The big news to kick off this week was Oracle’s announced acquisition of Sun Microsystems. There is already a lot of discussion of the integration challenges, how Oracle is getting into hardware (or as Matt Asay describes it, having an ‘iPod moment’) and of course, the implications for open source software. What stands out to me is the fact that the world’s biggest proprietary database player — one of few software giants that still sells and supports primarily proprietary software — will own the world’s most popular open source database, MySQL. It is unclear how significantly MySQL figures into the deal, but given Sun spent $1b acquiring it and further invested in its enterprise readiness and use, …[Read more]
One might have thought Microsoft was back rattling the patented software sabres against Linux and open source this week, reading some of the recent reports regarding Redmond’s patent infringement suit against automotive navigation and GPS player TomTom. However, upon further review, it seems that Microsoft is making a point to say that these suits are not aimed at the Linux OS or open source.
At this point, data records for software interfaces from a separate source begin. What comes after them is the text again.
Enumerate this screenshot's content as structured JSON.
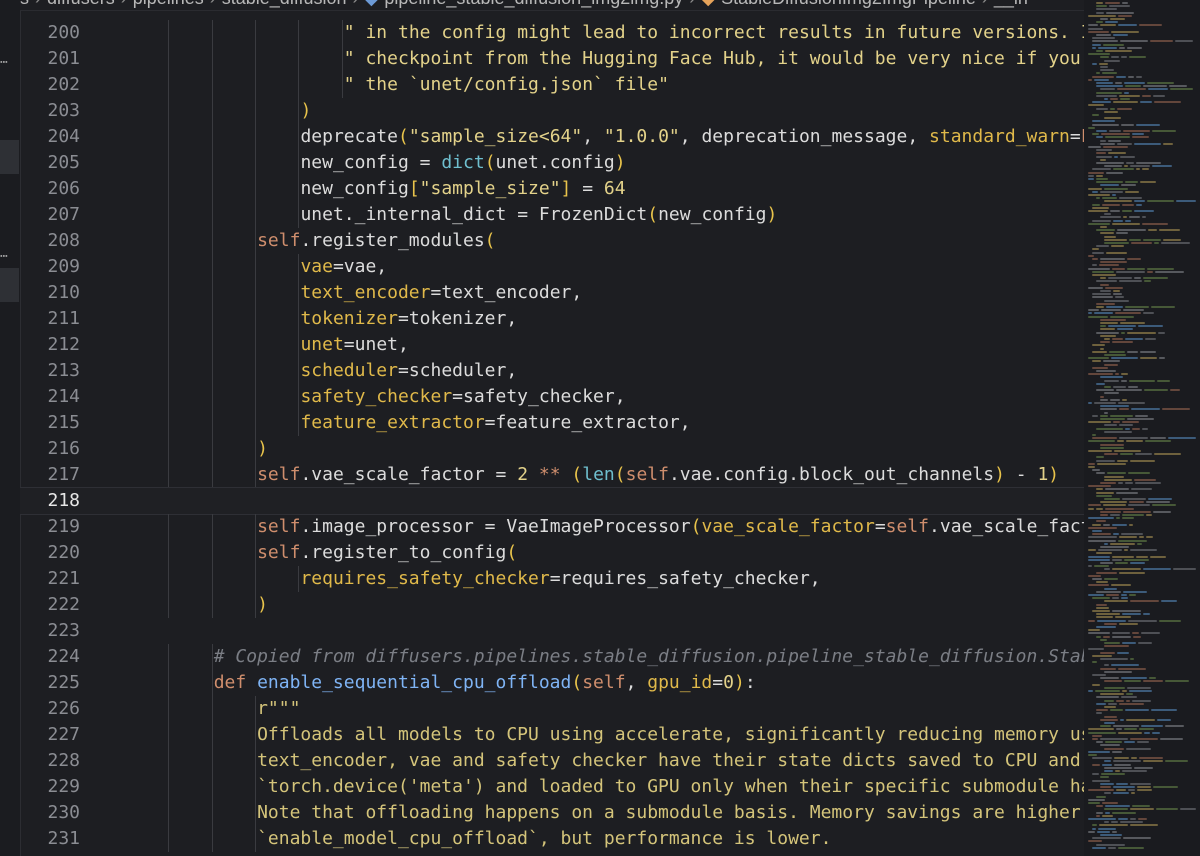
{
  "breadcrumb": {
    "items": [
      "s",
      "diffusers",
      "pipelines",
      "stable_diffusion",
      "pipeline_stable_diffusion_img2img.py",
      "StableDiffusionImg2ImgPipeline",
      "__in"
    ]
  },
  "editor": {
    "first_line": 200,
    "current_line": 218,
    "lines": [
      [
        [
          "s",
          "\" in the config might lead to incorrect results in future versions. If you ha"
        ]
      ],
      [
        [
          "s",
          "\" checkpoint from the Hugging Face Hub, it would be very nice if you could op"
        ]
      ],
      [
        [
          "s",
          "\" the `unet/config.json` file\""
        ]
      ],
      [
        [
          "pr",
          ")"
        ]
      ],
      [
        [
          "n",
          "deprecate"
        ],
        [
          "pr",
          "("
        ],
        [
          "s",
          "\"sample_size<64\""
        ],
        [
          "n",
          ", "
        ],
        [
          "s",
          "\"1.0.0\""
        ],
        [
          "n",
          ", deprecation_message, "
        ],
        [
          "p",
          "standard_warn"
        ],
        [
          "op",
          "="
        ],
        [
          "k",
          "False"
        ],
        [
          "pr",
          ")"
        ]
      ],
      [
        [
          "n",
          "new_config "
        ],
        [
          "op",
          "= "
        ],
        [
          "b",
          "dict"
        ],
        [
          "pr",
          "("
        ],
        [
          "n",
          "unet.config"
        ],
        [
          "pr",
          ")"
        ]
      ],
      [
        [
          "n",
          "new_config"
        ],
        [
          "pr",
          "["
        ],
        [
          "s",
          "\"sample_size\""
        ],
        [
          "pr",
          "]"
        ],
        [
          "op",
          " = "
        ],
        [
          "num",
          "64"
        ]
      ],
      [
        [
          "n",
          "unet._internal_dict "
        ],
        [
          "op",
          "= "
        ],
        [
          "n",
          "FrozenDict"
        ],
        [
          "pr",
          "("
        ],
        [
          "n",
          "new_config"
        ],
        [
          "pr",
          ")"
        ]
      ],
      [
        [
          "k",
          "self"
        ],
        [
          "n",
          ".register_modules"
        ],
        [
          "pr",
          "("
        ]
      ],
      [
        [
          "p",
          "vae"
        ],
        [
          "op",
          "="
        ],
        [
          "n",
          "vae,"
        ]
      ],
      [
        [
          "p",
          "text_encoder"
        ],
        [
          "op",
          "="
        ],
        [
          "n",
          "text_encoder,"
        ]
      ],
      [
        [
          "p",
          "tokenizer"
        ],
        [
          "op",
          "="
        ],
        [
          "n",
          "tokenizer,"
        ]
      ],
      [
        [
          "p",
          "unet"
        ],
        [
          "op",
          "="
        ],
        [
          "n",
          "unet,"
        ]
      ],
      [
        [
          "p",
          "scheduler"
        ],
        [
          "op",
          "="
        ],
        [
          "n",
          "scheduler,"
        ]
      ],
      [
        [
          "p",
          "safety_checker"
        ],
        [
          "op",
          "="
        ],
        [
          "n",
          "safety_checker,"
        ]
      ],
      [
        [
          "p",
          "feature_extractor"
        ],
        [
          "op",
          "="
        ],
        [
          "n",
          "feature_extractor,"
        ]
      ],
      [
        [
          "pr",
          ")"
        ]
      ],
      [
        [
          "k",
          "self"
        ],
        [
          "n",
          ".vae_scale_factor "
        ],
        [
          "op",
          "= "
        ],
        [
          "num",
          "2"
        ],
        [
          "k",
          " ** "
        ],
        [
          "pr",
          "("
        ],
        [
          "b",
          "len"
        ],
        [
          "pr",
          "("
        ],
        [
          "k",
          "self"
        ],
        [
          "n",
          ".vae.config.block_out_channels"
        ],
        [
          "pr",
          ")"
        ],
        [
          "op",
          " - "
        ],
        [
          "num",
          "1"
        ],
        [
          "pr",
          ")"
        ]
      ],
      [],
      [
        [
          "k",
          "self"
        ],
        [
          "n",
          ".image_processor "
        ],
        [
          "op",
          "= "
        ],
        [
          "n",
          "VaeImageProcessor"
        ],
        [
          "pr",
          "("
        ],
        [
          "p",
          "vae_scale_factor"
        ],
        [
          "op",
          "="
        ],
        [
          "k",
          "self"
        ],
        [
          "n",
          ".vae_scale_factor"
        ],
        [
          "pr",
          ")"
        ]
      ],
      [
        [
          "k",
          "self"
        ],
        [
          "n",
          ".register_to_config"
        ],
        [
          "pr",
          "("
        ]
      ],
      [
        [
          "p",
          "requires_safety_checker"
        ],
        [
          "op",
          "="
        ],
        [
          "n",
          "requires_safety_checker,"
        ]
      ],
      [
        [
          "pr",
          ")"
        ]
      ],
      [],
      [
        [
          "c",
          "# Copied from diffusers.pipelines.stable_diffusion.pipeline_stable_diffusion.StableDiffus"
        ]
      ],
      [
        [
          "k",
          "def "
        ],
        [
          "f",
          "enable_sequential_cpu_offload"
        ],
        [
          "pr",
          "("
        ],
        [
          "k",
          "self"
        ],
        [
          "n",
          ", "
        ],
        [
          "p",
          "gpu_id"
        ],
        [
          "op",
          "="
        ],
        [
          "num",
          "0"
        ],
        [
          "pr",
          ")"
        ],
        [
          "n",
          ":"
        ]
      ],
      [
        [
          "doc",
          "r\"\"\""
        ]
      ],
      [
        [
          "doc",
          "Offloads all models to CPU using accelerate, significantly reducing memory usage. Whe"
        ]
      ],
      [
        [
          "doc",
          "text_encoder, vae and safety checker have their state dicts saved to CPU and then are"
        ]
      ],
      [
        [
          "doc",
          "`torch.device('meta') and loaded to GPU only when their specific submodule has its `f"
        ]
      ],
      [
        [
          "doc",
          "Note that offloading happens on a submodule basis. Memory savings are higher than wit"
        ]
      ],
      [
        [
          "doc",
          "`enable_model_cpu_offload`, but performance is lower."
        ]
      ]
    ],
    "indents": [
      6,
      6,
      6,
      5,
      5,
      5,
      5,
      5,
      4,
      5,
      5,
      5,
      5,
      5,
      5,
      5,
      4,
      4,
      0,
      4,
      4,
      5,
      4,
      0,
      3,
      3,
      4,
      4,
      4,
      4,
      4,
      4
    ]
  },
  "colors": {
    "background": "#1d1e22",
    "keyword": "#cf8e6d",
    "string": "#e3d28a",
    "function": "#7fb4f5",
    "comment": "#7b7e85"
  }
}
In response to my own query, the company offered this:
First, to answer your earlier question on how the suit with TomTom involves the Linux Operating System, three of the infringed patents read on the Linux kernel as implemented by TomTom. However, open source software is not the focal point of this action. …[Read more]
My CAOS colleague Matt Aslett wrote recently about how we expect to see an uptick in open source merger and acquisition activity given the current economic conditions and bargains for the larger, mostly proprietary players. Matt also discusses the difficulty of further VC funding, though we have seen some significant investment announcements, such as Open-Xchange, Infobright and others. Still, Matt is probably right that funding will be harder to come by for any company, open source or not.
I also continue to see a number of startup and younger open source vendors — would-be fundees — that are opting to hold off on venture funding and stick to building up business, customers and …[Read more]
Sun Microsystems always seems to be forced to defend itself, whether it is the company’s ongoing strategy amid dimmed revenue and earnings or its participation in open source. As one who recently considered the fate of a somewhat weakened Sun, I’d also like to highlight a recent series of promising technologies and efforts — dominated by open source — from the venerable technology giant.
Despite continued doubts, Sun continues to focus its strategy on open source software, which is finding its way into the company’s Solaris OS, storage technology with ZFS file system and MySQL database and elsewhere. The company recently launched a new Web site where it is figuratively letting its open source ponytail down and more succinctly staking out its place and …[Read more]